Collected data entries
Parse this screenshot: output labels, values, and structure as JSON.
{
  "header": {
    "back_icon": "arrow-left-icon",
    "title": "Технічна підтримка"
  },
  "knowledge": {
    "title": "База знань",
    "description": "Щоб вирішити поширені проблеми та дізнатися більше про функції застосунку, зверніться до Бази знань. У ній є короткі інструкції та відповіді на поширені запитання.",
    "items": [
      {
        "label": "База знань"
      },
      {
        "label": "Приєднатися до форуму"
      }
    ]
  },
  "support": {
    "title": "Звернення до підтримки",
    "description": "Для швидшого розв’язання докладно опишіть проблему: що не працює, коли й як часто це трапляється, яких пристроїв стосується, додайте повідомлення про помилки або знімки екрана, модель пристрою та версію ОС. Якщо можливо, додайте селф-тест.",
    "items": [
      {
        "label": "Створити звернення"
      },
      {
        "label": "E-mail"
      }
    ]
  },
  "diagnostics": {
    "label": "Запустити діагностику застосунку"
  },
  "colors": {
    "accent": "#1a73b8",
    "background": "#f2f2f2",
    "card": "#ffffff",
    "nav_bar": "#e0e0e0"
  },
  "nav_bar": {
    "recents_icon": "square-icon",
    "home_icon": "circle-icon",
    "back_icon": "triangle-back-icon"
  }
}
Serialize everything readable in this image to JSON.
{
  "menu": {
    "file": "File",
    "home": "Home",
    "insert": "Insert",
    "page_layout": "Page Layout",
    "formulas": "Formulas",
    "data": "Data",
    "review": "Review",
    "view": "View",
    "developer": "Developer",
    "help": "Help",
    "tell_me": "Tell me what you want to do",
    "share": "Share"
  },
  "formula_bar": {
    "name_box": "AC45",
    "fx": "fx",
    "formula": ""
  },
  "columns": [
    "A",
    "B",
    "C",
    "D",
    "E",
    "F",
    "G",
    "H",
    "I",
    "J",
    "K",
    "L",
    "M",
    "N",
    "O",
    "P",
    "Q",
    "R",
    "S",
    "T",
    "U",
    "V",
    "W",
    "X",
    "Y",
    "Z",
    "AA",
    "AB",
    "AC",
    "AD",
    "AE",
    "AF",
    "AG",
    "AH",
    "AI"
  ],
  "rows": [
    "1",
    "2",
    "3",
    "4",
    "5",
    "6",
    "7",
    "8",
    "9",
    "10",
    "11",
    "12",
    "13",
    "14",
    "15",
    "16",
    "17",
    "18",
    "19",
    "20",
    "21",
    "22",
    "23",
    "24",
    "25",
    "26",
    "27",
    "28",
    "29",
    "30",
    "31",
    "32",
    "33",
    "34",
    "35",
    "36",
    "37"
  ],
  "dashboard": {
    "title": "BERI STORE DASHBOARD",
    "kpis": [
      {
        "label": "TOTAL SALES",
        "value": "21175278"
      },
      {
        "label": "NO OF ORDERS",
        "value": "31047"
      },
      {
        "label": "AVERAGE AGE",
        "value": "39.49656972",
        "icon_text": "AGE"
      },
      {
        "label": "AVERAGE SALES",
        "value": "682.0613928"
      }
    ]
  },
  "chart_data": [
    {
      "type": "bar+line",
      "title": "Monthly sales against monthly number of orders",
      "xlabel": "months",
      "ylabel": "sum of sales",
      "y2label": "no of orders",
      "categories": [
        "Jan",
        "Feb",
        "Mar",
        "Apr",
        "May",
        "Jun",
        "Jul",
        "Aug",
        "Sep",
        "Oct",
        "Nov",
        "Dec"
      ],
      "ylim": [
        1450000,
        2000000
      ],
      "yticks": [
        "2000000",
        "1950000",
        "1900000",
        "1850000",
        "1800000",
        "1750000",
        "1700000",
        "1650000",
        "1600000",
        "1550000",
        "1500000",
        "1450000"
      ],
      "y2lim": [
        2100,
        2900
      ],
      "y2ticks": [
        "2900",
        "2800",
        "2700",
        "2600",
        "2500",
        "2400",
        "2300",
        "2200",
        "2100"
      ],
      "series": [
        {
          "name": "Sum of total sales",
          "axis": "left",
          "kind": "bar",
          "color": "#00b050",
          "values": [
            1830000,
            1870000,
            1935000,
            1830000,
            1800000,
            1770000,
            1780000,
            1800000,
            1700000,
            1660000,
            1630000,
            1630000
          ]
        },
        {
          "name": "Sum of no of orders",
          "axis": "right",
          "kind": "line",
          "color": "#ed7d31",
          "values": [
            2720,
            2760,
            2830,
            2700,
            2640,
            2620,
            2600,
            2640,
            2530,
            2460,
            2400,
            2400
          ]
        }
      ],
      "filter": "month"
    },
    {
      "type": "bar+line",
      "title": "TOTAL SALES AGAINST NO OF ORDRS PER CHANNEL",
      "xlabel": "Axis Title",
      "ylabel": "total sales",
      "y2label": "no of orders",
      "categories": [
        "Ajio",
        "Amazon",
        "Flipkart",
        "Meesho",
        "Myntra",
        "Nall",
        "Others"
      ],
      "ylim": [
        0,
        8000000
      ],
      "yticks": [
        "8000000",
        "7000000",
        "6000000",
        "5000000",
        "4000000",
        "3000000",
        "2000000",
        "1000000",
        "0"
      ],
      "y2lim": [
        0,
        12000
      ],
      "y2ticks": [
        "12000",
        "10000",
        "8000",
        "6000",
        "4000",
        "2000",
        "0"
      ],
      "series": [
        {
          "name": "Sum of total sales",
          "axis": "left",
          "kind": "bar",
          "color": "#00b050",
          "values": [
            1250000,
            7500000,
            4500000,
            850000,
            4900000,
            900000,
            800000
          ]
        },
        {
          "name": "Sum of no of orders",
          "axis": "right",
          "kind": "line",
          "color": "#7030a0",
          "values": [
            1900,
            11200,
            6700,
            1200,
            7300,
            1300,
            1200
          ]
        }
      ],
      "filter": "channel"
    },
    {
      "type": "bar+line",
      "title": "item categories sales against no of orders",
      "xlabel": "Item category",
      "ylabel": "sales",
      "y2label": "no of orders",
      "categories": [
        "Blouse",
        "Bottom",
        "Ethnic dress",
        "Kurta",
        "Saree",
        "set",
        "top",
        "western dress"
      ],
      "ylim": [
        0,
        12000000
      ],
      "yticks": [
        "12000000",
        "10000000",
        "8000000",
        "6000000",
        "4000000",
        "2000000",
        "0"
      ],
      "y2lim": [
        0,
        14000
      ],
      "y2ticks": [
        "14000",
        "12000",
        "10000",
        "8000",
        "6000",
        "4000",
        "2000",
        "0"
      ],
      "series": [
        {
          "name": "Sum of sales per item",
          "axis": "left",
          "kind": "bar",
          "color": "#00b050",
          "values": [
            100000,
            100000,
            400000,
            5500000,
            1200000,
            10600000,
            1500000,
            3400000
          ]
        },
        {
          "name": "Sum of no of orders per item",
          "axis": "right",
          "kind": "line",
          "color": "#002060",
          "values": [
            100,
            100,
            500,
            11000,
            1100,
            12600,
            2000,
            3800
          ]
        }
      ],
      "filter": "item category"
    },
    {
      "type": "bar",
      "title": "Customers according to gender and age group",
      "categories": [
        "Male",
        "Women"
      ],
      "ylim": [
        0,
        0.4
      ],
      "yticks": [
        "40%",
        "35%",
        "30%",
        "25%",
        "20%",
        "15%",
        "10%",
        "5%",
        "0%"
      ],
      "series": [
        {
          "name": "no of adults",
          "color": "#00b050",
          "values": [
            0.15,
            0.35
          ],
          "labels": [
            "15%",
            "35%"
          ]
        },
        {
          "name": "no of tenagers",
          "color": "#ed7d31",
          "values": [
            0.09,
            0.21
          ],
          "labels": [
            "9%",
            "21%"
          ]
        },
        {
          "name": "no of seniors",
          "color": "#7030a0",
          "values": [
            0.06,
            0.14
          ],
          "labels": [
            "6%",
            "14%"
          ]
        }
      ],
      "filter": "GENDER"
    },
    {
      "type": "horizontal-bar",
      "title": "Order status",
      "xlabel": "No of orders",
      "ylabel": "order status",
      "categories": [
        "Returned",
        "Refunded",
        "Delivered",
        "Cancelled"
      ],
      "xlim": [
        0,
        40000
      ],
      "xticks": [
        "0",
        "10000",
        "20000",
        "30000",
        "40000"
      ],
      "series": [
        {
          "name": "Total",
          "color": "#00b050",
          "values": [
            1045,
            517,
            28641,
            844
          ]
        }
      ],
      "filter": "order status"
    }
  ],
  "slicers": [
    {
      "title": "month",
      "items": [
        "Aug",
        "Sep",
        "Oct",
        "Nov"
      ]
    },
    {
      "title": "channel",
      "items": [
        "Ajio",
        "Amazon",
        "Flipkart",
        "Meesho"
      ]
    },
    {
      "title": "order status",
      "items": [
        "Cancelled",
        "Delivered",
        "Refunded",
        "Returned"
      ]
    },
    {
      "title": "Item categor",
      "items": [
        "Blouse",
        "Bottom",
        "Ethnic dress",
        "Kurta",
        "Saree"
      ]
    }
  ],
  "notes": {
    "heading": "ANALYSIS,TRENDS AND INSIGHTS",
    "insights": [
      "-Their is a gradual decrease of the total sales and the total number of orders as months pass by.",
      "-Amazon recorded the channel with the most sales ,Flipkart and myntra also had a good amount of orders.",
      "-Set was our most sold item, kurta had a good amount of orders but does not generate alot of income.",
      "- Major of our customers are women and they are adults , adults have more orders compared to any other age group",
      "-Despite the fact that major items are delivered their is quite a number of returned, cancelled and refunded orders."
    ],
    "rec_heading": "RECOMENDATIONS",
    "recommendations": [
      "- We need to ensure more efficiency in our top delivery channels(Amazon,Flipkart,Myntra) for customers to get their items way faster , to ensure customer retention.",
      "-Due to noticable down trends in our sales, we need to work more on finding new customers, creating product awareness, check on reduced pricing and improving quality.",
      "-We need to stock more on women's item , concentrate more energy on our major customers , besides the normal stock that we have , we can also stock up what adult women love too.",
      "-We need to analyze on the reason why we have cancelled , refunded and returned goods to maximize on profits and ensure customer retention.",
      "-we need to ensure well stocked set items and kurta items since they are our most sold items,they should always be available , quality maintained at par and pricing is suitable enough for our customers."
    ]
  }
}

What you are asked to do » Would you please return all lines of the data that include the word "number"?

Your response »
      "title": "Monthly sales against monthly number of orders",
      "-Their is a gradual decrease of the total sales and the total number of orders as months pass by.",
      "-Despite the fact that major items are delivered their is quite a number of returned, cancelled and refunded orders."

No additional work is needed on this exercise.